Research Project: Characterization of Plant Architectural Genes in Maize for Increased Productivity

Location: Plant Gene Expression Center

Title: Drawing a line: grasses and boundaries

item RICHARDSON, ANNIS - University Of California
item Hake, Sarah

Submitted to: Plants
Publication Type: Peer Reviewed Journal
Publication Acceptance Date: 12/18/2018
Publication Date: 12/25/2018
Citation: Richardson, A., Hake, S.C. 2108. Drawing a line: grasses and boundaries. Plants. 8(1):4.
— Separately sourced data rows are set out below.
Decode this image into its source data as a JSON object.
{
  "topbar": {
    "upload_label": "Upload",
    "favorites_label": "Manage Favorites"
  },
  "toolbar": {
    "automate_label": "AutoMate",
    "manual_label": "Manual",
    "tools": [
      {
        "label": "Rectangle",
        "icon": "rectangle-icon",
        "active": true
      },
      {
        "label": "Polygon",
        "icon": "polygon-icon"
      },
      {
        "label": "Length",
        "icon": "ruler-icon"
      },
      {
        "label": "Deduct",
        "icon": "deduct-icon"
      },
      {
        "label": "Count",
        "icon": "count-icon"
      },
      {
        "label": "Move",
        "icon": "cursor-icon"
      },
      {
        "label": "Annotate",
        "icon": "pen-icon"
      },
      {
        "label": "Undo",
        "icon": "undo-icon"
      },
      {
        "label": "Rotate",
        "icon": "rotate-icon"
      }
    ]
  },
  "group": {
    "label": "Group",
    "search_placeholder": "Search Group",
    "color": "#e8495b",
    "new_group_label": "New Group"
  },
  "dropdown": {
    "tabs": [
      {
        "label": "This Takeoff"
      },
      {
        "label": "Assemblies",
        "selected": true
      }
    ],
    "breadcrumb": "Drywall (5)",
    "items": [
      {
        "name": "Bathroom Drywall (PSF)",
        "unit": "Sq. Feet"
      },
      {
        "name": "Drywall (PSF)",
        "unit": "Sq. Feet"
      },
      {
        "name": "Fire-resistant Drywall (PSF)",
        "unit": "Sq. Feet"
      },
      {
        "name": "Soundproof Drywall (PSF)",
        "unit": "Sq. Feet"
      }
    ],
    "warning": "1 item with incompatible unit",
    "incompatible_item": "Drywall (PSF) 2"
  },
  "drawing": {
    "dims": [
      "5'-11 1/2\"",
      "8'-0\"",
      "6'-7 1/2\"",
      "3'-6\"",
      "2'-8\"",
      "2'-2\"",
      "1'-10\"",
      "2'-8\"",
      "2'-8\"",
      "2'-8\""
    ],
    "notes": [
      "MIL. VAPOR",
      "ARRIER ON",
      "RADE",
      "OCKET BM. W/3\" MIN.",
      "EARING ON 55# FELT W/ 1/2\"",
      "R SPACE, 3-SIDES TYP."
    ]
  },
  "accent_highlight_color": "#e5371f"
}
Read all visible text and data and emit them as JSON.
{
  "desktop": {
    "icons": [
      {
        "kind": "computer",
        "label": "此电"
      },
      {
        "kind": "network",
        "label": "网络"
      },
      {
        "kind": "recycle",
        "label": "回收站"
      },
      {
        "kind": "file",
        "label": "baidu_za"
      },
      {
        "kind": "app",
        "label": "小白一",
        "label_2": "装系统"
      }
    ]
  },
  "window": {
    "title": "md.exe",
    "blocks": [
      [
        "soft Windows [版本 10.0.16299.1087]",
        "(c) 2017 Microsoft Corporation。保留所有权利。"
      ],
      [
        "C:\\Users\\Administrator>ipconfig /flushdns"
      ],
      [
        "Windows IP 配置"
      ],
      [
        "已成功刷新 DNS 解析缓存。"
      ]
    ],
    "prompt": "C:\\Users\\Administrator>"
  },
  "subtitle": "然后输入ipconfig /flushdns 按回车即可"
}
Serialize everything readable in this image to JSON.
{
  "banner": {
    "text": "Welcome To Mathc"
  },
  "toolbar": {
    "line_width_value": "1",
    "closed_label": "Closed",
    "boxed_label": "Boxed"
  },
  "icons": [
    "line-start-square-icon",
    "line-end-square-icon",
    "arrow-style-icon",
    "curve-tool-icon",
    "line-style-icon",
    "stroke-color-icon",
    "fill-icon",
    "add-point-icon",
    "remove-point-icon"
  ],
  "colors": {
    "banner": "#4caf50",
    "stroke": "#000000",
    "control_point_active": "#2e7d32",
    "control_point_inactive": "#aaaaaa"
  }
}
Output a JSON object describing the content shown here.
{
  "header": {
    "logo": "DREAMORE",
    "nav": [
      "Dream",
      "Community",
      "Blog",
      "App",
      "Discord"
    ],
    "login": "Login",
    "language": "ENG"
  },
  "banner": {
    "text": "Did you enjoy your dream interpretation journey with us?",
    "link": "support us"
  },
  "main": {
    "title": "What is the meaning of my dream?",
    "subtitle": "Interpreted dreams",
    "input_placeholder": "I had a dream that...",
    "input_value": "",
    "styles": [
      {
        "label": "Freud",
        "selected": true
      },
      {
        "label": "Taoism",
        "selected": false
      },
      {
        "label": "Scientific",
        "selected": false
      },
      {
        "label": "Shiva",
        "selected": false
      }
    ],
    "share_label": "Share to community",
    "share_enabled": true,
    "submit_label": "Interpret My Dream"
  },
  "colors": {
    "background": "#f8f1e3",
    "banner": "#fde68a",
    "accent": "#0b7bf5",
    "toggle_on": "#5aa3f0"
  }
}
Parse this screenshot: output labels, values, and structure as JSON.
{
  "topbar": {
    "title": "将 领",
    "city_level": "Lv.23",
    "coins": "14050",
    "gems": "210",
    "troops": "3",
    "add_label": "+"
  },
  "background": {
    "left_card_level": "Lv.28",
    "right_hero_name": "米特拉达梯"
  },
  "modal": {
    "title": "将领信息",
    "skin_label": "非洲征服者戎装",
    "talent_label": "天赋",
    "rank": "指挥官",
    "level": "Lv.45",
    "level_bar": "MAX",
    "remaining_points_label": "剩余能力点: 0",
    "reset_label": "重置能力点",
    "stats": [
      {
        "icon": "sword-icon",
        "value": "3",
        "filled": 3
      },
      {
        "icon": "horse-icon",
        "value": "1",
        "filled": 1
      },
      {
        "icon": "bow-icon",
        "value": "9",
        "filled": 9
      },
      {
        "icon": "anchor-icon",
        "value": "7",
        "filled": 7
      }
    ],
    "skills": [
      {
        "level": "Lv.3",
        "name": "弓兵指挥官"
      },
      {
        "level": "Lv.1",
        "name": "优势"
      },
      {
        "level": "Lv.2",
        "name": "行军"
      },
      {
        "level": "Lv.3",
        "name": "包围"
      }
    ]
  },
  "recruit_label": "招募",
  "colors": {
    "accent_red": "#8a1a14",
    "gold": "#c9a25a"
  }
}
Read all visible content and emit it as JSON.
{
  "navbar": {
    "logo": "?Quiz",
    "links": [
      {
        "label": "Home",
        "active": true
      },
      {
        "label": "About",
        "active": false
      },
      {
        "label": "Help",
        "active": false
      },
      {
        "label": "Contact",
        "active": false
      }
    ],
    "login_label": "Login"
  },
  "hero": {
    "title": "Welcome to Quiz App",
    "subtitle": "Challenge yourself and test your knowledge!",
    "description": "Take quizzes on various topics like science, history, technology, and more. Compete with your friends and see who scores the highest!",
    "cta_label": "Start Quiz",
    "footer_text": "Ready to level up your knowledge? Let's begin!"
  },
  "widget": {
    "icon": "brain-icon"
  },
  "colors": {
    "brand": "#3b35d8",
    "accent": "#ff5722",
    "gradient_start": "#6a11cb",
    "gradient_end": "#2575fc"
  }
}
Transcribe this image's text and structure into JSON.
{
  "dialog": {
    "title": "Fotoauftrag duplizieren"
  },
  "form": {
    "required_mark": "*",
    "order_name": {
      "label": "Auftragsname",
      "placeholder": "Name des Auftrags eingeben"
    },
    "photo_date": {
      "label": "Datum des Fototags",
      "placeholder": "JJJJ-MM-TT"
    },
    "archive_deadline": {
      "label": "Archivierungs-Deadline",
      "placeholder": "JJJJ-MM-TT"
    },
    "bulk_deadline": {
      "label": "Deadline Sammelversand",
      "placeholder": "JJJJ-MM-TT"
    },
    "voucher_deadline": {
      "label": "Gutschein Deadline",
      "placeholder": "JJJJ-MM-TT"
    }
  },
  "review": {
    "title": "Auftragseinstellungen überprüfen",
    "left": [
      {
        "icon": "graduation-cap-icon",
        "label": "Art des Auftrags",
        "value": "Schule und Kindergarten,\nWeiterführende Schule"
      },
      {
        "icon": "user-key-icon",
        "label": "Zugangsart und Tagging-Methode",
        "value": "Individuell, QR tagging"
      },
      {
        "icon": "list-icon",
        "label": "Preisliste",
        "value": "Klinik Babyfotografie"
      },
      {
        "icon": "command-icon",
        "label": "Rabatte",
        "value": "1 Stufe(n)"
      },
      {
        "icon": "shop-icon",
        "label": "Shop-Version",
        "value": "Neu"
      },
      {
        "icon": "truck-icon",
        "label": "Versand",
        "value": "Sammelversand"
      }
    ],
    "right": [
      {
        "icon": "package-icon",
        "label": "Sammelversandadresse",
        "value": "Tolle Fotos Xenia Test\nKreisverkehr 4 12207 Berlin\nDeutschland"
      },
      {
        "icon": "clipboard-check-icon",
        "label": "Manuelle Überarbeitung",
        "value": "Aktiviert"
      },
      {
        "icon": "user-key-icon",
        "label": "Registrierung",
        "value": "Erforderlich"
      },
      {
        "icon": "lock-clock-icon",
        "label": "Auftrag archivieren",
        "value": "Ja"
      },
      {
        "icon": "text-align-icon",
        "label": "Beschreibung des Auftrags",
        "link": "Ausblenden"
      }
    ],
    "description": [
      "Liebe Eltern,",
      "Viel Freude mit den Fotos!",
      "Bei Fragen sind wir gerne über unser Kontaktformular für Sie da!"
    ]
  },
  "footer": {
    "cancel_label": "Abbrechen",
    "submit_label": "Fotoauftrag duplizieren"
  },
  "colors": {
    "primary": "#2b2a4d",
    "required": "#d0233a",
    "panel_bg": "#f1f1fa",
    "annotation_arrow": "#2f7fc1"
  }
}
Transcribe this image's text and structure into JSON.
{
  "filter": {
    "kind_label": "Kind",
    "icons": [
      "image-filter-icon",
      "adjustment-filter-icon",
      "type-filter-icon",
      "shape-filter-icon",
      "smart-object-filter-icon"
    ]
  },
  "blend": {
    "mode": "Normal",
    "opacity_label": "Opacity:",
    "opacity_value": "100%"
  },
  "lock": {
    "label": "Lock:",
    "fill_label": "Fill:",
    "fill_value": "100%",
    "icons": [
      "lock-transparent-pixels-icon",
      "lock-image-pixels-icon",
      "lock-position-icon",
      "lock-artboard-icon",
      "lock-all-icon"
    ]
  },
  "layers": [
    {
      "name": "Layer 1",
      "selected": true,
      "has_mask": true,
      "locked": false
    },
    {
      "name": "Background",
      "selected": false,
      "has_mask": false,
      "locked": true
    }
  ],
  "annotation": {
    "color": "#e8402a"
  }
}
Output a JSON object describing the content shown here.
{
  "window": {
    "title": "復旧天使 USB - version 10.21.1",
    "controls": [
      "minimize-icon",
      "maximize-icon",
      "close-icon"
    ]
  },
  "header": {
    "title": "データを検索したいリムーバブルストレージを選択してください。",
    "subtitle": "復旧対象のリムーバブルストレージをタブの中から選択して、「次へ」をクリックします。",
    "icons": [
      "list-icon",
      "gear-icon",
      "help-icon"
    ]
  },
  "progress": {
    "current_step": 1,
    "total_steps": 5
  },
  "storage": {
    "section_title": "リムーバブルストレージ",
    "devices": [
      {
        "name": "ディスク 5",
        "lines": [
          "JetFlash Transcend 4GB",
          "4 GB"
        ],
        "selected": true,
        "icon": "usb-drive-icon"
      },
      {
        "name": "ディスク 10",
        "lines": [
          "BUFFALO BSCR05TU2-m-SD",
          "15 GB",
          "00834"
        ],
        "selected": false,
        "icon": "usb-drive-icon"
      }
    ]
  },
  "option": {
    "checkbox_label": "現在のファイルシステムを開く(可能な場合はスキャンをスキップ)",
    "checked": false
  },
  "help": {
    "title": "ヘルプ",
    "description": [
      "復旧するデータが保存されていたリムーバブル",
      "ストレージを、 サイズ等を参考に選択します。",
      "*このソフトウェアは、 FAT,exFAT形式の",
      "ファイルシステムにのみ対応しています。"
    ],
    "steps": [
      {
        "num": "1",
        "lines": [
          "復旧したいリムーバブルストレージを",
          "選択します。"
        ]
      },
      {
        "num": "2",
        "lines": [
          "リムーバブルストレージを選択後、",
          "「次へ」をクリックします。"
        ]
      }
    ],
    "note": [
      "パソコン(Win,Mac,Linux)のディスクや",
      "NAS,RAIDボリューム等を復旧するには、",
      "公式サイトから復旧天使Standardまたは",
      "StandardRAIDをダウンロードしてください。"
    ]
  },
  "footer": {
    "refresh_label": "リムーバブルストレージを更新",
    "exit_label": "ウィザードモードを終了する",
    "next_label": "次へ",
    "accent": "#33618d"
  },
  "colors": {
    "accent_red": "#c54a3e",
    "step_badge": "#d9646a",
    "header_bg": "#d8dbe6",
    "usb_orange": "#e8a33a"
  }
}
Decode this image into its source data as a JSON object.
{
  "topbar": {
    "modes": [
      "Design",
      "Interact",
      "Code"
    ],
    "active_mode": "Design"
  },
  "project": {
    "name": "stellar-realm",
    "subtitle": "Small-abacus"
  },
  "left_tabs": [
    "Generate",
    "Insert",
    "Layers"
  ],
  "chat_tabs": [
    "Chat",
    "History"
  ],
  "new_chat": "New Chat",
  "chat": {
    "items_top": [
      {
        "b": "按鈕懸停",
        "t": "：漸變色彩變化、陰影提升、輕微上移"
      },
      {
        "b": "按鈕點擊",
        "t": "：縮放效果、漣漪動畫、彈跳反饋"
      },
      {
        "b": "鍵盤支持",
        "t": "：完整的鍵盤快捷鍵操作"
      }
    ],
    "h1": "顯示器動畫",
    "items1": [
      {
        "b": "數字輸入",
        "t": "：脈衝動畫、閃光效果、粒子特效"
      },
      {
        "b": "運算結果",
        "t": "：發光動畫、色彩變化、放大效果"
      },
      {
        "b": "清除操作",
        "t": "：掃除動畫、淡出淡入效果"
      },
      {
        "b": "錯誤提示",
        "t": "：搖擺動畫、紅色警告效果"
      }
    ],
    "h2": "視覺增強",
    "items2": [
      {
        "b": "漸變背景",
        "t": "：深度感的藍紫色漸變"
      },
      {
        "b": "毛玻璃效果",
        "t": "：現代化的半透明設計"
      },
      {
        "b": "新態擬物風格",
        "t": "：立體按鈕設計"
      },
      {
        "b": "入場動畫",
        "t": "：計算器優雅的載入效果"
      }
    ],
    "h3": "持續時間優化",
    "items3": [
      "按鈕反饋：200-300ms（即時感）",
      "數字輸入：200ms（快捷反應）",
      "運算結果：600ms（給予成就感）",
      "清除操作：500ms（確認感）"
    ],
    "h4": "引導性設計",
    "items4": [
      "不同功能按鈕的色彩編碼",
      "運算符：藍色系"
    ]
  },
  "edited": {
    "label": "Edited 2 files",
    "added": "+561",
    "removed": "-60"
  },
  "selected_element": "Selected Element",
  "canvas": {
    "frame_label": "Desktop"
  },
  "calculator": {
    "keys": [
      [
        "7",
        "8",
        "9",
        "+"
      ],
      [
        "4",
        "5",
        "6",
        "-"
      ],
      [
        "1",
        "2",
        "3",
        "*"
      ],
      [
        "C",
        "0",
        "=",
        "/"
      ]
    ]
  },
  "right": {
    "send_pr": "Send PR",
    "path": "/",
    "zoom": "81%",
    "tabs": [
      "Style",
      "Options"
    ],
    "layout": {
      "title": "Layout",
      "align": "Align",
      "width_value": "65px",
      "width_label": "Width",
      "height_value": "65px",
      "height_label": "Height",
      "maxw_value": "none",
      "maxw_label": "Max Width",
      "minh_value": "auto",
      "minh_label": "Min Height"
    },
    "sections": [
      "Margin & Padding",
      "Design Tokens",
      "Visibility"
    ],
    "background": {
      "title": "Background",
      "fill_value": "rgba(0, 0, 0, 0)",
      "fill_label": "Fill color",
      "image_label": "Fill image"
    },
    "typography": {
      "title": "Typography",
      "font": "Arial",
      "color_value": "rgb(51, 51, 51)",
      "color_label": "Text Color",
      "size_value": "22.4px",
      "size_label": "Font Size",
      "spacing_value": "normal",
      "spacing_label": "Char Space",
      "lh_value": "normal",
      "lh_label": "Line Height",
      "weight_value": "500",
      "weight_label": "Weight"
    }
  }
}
Interpretive Summary: The delineation between distinct populations of cells is an essential step in organ development. Boundary formation is necessary for the maintenance of the pluripotent meristematic cells in the shoot apical meristem (SAM) and the differentiation of developing organs. Boundaries are formed between whorls of organs (inter-whorl boundaries), between organs (intra-whorl boundaries) and within organs. Grasses have unique boundaries between the blade and sheath portion of the leaf. Many of the genes that function at these boundaries also regulate boundaries at the meristem.

Technical Abstract: Much of the research into the boundary gene regulatory network (GRN) has been carried out in the eudicot model Arabidopsis thaliana. This work has identified a dynamic network of hormone and gene interactions. Comparisons with other eudicot models such as tomato and pea, have shown key conserved nodes in the GRN and species-specific alterations, including the recruitment of the boundary GRN in leaf margin development. How boundaries are defined in monocots and in particular the grass family, which contains many of the world’s staple food crops, is not clear. Here we provide evidence for the grass boundary GRN during vegetative development. We particularly focus on the development of a grass-specific within-organ boundary, the ligule, which directly impacts leaf architecture. We also highlight key grass specific nodes in the known boundary GRNs, and the expansion of core gene families, which could allow for sub-functionalization within the grasses, perhaps explaining the lack of grass boundary mutants. Lastly, we consider how genome engineering and the use of natural diversity could be leveraged to influence key agronomic traits relative to leaf and plant architecture in the future, guided by knowledge of boundary GRNs.